The first claim was a breach that occurred more than 75 years ago and because of the age of many Ngāpuhi Kaumātua and Kuia, in the view of Tūhoronuku, further delays are unacceptable for Ngāpuhi.
75 ngā tau ki mua i tuku te kereme tuatahi mo nga raru nei, kua kaumātua kuia katoa a Ngāpuhi, ka whakāro a Tūhoronuku me whakaotia ināianei tonu nei.
Back to top
What are historical claims? He aha nga kereme tuturu?
Historical claims are claims to the Waitangi Tribunal that relate to grievances arising from Crown actions or omissions that occurred before 21 September 1992.
Ko ngā kereme tūtūru kei mua i te Taraipiunara, ko ngā kereme e pā ana ki ngā mahi kino o te Karauna i mahingia i mua mai i te 21 Hepeteme 1992.

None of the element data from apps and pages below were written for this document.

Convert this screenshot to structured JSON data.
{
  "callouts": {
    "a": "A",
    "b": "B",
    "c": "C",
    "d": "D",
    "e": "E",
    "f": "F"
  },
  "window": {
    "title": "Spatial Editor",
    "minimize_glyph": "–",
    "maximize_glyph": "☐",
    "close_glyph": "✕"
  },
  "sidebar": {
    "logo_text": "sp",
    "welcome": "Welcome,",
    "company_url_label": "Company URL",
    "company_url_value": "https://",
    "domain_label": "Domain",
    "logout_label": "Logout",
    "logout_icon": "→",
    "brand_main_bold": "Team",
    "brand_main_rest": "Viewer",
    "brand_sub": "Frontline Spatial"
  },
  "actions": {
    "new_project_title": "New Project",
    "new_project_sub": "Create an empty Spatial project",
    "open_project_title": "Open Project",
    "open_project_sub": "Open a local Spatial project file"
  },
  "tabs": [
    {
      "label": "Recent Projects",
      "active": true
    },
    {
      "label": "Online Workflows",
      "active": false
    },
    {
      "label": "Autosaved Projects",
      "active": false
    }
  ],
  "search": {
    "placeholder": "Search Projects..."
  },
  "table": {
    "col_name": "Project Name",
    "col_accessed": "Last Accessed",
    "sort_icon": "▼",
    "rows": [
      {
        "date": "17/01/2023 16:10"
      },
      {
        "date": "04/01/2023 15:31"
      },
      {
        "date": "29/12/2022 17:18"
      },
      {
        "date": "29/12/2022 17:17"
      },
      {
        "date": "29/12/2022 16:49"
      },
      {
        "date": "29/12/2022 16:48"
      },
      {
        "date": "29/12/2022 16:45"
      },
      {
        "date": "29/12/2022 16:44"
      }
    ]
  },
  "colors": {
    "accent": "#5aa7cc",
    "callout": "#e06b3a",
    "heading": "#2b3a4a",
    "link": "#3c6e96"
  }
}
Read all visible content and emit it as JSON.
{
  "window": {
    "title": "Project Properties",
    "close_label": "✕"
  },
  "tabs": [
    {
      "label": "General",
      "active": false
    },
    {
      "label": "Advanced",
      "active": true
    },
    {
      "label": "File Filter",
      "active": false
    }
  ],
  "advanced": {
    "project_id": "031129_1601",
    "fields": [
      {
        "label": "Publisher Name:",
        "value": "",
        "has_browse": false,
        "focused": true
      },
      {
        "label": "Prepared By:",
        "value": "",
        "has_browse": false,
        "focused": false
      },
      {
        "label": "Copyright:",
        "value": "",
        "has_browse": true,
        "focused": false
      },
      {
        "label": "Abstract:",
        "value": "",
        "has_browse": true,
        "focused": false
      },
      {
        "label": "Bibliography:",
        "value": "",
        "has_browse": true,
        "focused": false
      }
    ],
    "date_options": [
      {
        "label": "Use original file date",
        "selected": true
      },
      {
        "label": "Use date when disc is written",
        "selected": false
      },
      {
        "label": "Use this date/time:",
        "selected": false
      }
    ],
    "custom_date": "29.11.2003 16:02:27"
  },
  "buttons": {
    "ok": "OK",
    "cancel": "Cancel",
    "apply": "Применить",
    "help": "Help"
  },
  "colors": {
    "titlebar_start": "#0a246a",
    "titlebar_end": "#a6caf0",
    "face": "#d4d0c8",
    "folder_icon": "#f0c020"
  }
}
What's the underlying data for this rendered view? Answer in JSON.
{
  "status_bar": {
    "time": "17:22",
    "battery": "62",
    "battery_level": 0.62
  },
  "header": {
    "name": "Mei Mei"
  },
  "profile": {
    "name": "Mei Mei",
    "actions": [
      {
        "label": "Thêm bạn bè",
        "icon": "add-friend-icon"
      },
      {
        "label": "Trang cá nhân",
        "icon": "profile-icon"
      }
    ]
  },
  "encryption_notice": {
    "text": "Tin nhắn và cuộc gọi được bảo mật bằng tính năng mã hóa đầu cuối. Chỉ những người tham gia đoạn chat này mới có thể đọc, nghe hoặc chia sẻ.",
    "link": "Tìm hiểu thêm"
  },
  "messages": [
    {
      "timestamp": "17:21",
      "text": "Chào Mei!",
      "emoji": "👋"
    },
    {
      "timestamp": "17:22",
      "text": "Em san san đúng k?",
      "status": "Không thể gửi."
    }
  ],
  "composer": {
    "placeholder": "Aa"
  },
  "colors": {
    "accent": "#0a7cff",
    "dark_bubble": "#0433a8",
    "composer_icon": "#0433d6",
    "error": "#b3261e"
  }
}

What does the Crown consider when commenting on a Deed of Mandate strategy?
The Crown considers it has a limited role throughout this process, but the Crown does consider whether the process allows all members to have an opportunity to participate in the development of the mandate strategy.Back to top
What if a group withdraws from the Deed of Mandate?
It is the view of Tuhoronuku that there will be challenges to the Deed of Mandate process. Should a group withdraw their support for the Deed of Mandate, or specifically, withdraw their representative from the mandated entity, it must be the group that decides, not individuals.
What is a mandate?
A mandate is the process by which an Iwi gives the authority to enter into discussions and agreements with the Crown on their behalf. In this instance, Tuhoronuku will be seeking the mandate of Ngapuhi to negotiate with the Crown.
It is noted that the Crown’s commitment to negotiating is conditional upon Tuhoronuku gaining a mandate from Ngapuhi – not just the claimant community. The Minister of Treaty Settlements has also advised in all likelihood there will only be one more settlement in the north.
Achieving mandate to negotiate is an important stage in the Treaty settlement process.
Mandate to negotiate only gives the mandated representatives the authority to negotiate a draft Deed of Settlement. Once Tuhoronuku have reached this stage, all members of Ngapuhi must be given the opportunity to vote on whether the draft Deed of Settlement is accepted or not.
Management and control over settlement assets is held by a post settlement governance entity. This means a particular legal entity is developed for this purpose. As with the final Deed of Settlement, the governance entity is subject to approval by Ngapuhi.Back to top